Tami is a freelance writer and artist. She has also been a licensed and certified massage therapist for over 15 years.
Meltdowns are not from bad parenting, it's autism.
My kids come running into my home as I am getting dinner ready. “Mom, some lady just called the police on Nolan!”. Upset and extremely concerned, I go outside to see my 6-year old son sitting on the porch steps, with tears streaming down his face. The other children and the parents filled me in while I tried to comfort my poor little boy. They said that Nolan was outside, screaming and crying at the top of his lungs and that they tried to get him to calm down, but couldn't. Then, they said, they saw a lady on her phone, looking over her balcony and saying loud enough for them to hear her tell my address. She was calling the police. One of the mother's that saw the whole thing happen, yelled up at her, “what's your problem?” and the woman went back inside, not answering. I just shook my head and said, “Not again.”
You see, my son was diagnosed with autism at the age of 2. Since then, thanks to the countless therapies and a lot of persistence, he has really improved and is now mainstreaming into the school system. He has friends, he goes to birthday parties, he is just a regular kid. Except for one thing. When he is overstimulated, he can be a little out of control. He screams and cries.

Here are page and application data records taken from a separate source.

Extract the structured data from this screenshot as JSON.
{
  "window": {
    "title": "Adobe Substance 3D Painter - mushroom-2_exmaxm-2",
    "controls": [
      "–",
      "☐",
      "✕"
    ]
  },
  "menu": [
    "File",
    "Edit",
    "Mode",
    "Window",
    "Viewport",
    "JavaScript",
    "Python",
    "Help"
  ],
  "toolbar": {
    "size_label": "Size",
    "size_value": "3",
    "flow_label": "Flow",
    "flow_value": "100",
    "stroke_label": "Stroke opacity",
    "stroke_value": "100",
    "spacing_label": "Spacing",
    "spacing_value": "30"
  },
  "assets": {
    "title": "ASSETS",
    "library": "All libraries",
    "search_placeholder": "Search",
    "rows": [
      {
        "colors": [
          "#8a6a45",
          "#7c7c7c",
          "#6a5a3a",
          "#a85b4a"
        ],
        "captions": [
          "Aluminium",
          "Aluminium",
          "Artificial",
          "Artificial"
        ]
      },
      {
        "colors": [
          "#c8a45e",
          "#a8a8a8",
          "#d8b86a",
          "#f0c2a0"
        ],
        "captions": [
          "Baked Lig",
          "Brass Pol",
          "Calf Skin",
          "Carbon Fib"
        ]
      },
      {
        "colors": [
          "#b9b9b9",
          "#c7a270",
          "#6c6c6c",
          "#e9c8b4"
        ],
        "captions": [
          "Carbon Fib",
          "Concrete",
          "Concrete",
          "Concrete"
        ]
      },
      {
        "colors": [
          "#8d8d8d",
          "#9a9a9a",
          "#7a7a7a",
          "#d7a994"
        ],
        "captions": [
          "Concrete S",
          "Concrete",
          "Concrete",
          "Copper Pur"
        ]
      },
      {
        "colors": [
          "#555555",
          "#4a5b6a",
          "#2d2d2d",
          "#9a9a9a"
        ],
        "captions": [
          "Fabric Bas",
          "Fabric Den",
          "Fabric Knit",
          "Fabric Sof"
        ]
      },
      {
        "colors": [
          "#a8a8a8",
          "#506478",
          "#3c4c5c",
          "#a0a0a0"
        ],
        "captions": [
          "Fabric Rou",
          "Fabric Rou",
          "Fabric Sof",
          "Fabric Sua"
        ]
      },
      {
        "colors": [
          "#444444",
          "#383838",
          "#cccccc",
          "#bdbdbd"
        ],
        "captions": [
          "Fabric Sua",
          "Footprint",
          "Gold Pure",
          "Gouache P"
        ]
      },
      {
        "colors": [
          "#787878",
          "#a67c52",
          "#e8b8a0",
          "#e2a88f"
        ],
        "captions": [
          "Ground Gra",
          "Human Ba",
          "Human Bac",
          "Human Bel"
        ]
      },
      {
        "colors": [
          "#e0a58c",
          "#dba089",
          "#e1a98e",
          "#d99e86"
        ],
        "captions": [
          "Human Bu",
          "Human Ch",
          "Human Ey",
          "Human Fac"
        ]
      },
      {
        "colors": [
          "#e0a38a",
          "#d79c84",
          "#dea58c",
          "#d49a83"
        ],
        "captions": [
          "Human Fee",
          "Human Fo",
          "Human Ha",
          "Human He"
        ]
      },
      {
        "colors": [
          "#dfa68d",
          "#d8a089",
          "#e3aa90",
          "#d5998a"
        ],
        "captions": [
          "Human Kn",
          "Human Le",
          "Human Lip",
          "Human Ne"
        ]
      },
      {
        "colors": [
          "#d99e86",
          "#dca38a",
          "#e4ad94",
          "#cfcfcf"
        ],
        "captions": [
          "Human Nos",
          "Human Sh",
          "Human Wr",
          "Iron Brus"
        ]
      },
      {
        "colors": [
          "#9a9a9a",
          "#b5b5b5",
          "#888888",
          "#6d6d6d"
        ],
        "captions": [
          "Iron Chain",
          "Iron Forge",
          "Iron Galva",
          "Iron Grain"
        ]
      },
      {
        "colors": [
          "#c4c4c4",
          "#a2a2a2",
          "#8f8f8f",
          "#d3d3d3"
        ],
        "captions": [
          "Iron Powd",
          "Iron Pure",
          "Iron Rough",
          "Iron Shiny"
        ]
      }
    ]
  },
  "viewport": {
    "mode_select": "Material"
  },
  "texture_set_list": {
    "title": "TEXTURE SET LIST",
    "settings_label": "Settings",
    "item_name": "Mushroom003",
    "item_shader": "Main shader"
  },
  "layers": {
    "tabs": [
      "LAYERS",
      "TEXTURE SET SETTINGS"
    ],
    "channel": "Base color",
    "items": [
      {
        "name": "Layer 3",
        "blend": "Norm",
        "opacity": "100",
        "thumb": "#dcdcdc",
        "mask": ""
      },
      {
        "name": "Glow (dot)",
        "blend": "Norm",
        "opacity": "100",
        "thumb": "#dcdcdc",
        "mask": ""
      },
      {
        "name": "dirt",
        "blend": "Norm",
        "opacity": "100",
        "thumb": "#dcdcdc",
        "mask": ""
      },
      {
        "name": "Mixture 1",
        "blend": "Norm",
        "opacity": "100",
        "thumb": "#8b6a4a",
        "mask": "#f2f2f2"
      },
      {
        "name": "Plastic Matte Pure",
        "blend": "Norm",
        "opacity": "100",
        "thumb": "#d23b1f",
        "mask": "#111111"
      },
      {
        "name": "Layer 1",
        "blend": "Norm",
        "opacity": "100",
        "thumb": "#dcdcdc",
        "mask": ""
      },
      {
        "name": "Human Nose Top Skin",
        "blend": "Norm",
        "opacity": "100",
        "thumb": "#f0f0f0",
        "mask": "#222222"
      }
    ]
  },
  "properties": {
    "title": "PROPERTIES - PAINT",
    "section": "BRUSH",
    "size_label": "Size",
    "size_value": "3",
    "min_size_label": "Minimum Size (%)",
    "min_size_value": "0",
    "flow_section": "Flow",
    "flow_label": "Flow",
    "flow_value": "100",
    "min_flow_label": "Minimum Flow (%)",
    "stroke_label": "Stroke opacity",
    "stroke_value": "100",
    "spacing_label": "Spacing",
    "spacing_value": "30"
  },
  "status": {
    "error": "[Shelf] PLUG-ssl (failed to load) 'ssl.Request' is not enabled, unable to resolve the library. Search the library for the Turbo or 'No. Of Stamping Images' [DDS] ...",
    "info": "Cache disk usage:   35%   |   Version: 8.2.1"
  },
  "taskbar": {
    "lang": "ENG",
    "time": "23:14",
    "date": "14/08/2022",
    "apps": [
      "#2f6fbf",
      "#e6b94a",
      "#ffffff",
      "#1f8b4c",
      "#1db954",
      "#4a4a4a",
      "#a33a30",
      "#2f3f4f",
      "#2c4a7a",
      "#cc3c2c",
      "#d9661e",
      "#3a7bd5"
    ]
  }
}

He is unable to be comforted, he has a hard time regulating his meltdowns. Typical people, when overwhelmed, can just leave a situation and take a break. But people on the spectrum have a hard time knowing when to leave and find ways to calm down. So, hence the meltdown. Right now, we are looking for therapies to help us with Nolan when this happens so we can calm him down and teach him how to handle overwhelming feelings. But this neighbor didn't care. She wasn't concerned about my son. If she was, a simple, “Is everything ok?”, would have been all she needed to do. What she really wanted to do was scare my son into shutting up. Well, it's not going to scare me into being quiet. This isn't the first time I've had to deal with people feeling inconvenienced with my son's autistic behavior. I've been yelled at, gotten letters from people complaining, and several visits from the police.
When my son was about to be diagnosed, he was barely 2. Just a little toddler. He had this ear-piercing scream that would actually hurt when you heard it. And he screamed. All the time. Sometimes it would be just a quick little scream because he was excited, other times it was because he was upset. He didn't talk then, so this was his only effective way of communication. Now, I consider myself a very reasonable parent. If I heard a loud screaming that went on for a while, I'd be concerned. Just as a human, I'd be concerned. Like, what's going on next door? Are they torturing a toddler or something? I get it. But after the first police visit, and they came in, saw the baby isn't being hurt in any way and that this is just what he does because of his living with autism, I'd just leave it alone and maybe close a window if it was too loud. There isn't anything you can do about this sort of situation. We all live close together and have to learn how to coexist. But calling the police every single time my son makes any noise? Now you are just being a jerk and trying to intimidate us. I explained to my neighbor that he has autism and can't help it, and, I added, “we don't like it either.” (his screaming).
After the police would leave after doing their well-check, I'd just sit on the stairs and cry. Why? Why are people like this? We weren't doing this on purpose. It's not like we enjoyed the screaming ourselves.
Using the police as a sort of go-between for your minor inconveniences, (and that is what it was!), is not what the police are for. Stop calling the police for small annoyances you can handle yourself. There are several things you can do. 1. ask the neighbor directly if you can help, 2. close a window when the screaming is too much for you, 3. turn on/up the TV. Sorry, but the reality is we all have to learn to live with each other. If you don't like that, then move somewhere where you won't be disturbed. Living in an apartment complex, you are going to encounter noises. Just a fact of life.
Fast forward 4 years when my now 6-year old is crying because he thinks the police are coming to put him in jail. This child can't help that he had a meltdown, which, by the way is DIFFERENT from having a temper tantrum.
Meltdowns are not due to poor parenting. They are not due to a misbehaving child. They are a result of over stimulation and is a method of purging feelings and thoughts that are overwhelming the mind. In other words, the person can't help it. There are therapies out there that can help teach the person and the caregivers other ways to express frustrations, and our family is working on that. In the meantime, less opinions would be nice. It's hard enough to deal with this part of parenting a child on the spectrum, we could use more support and less judgment to how we are doing as parents. Parenting is very tough and I think we can all use more support.
As for the bitch, er, I mean lady who tried to scare my son into shutting up? I left behind some educational materials on autism on her doorstep. I hope she read them!
The filled mind from East Orange on October 09, 2018:
This was a very enlightening article , and really helped to understand not only what autistic children go through on a daily basis, but also help me see the real challenges the parents also face. This sitiation can happen to parents who dont have autistic children , but have children who have melt downs because their too young to process and express their feelings. How dare anyone call the police!
Jaye Robinson from Michigan on October 07, 2018:
Wow. Relatable story